§ **REQUIRED ACTION**:
Work through the records that follow and return each line containing the word "Pouches".

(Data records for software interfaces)
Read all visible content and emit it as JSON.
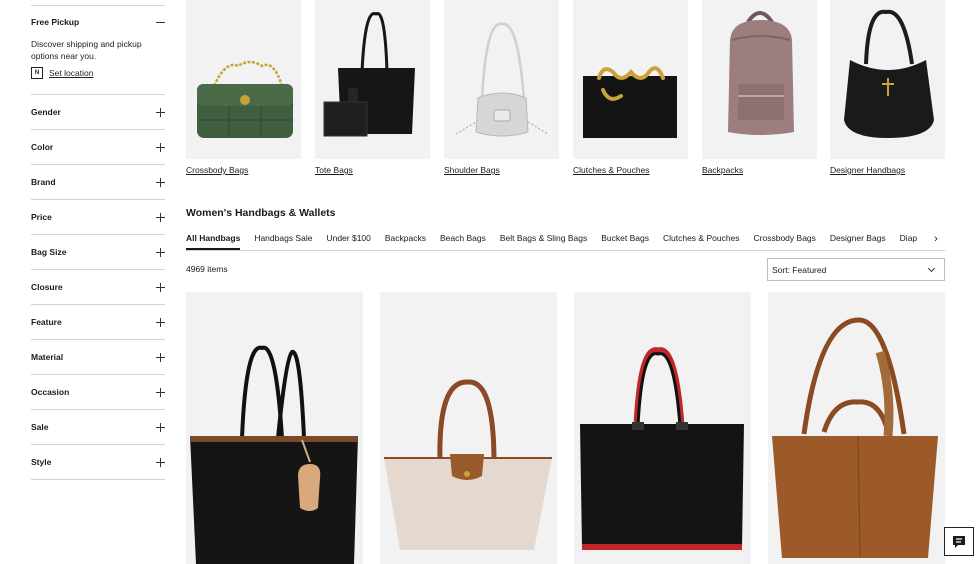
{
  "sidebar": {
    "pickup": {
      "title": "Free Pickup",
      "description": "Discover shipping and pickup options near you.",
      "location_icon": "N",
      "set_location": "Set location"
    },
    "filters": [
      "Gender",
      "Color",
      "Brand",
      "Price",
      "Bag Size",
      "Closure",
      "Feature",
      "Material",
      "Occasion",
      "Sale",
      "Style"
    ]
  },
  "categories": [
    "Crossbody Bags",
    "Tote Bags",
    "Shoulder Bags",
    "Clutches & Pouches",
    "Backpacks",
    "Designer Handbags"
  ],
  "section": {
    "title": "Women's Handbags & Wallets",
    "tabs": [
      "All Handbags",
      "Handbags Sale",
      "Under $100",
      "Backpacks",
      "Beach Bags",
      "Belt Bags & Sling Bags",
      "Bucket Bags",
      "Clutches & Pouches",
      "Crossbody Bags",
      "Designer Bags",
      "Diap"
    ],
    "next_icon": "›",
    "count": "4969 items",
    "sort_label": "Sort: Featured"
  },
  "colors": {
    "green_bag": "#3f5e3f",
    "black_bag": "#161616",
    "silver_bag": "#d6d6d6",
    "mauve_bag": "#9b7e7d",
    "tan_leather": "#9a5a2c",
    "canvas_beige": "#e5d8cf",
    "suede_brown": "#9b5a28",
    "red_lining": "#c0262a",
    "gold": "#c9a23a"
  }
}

§ **SOLUTION TO THE PROBLEM**:
    "Clutches & Pouches",
      "Clutches & Pouches",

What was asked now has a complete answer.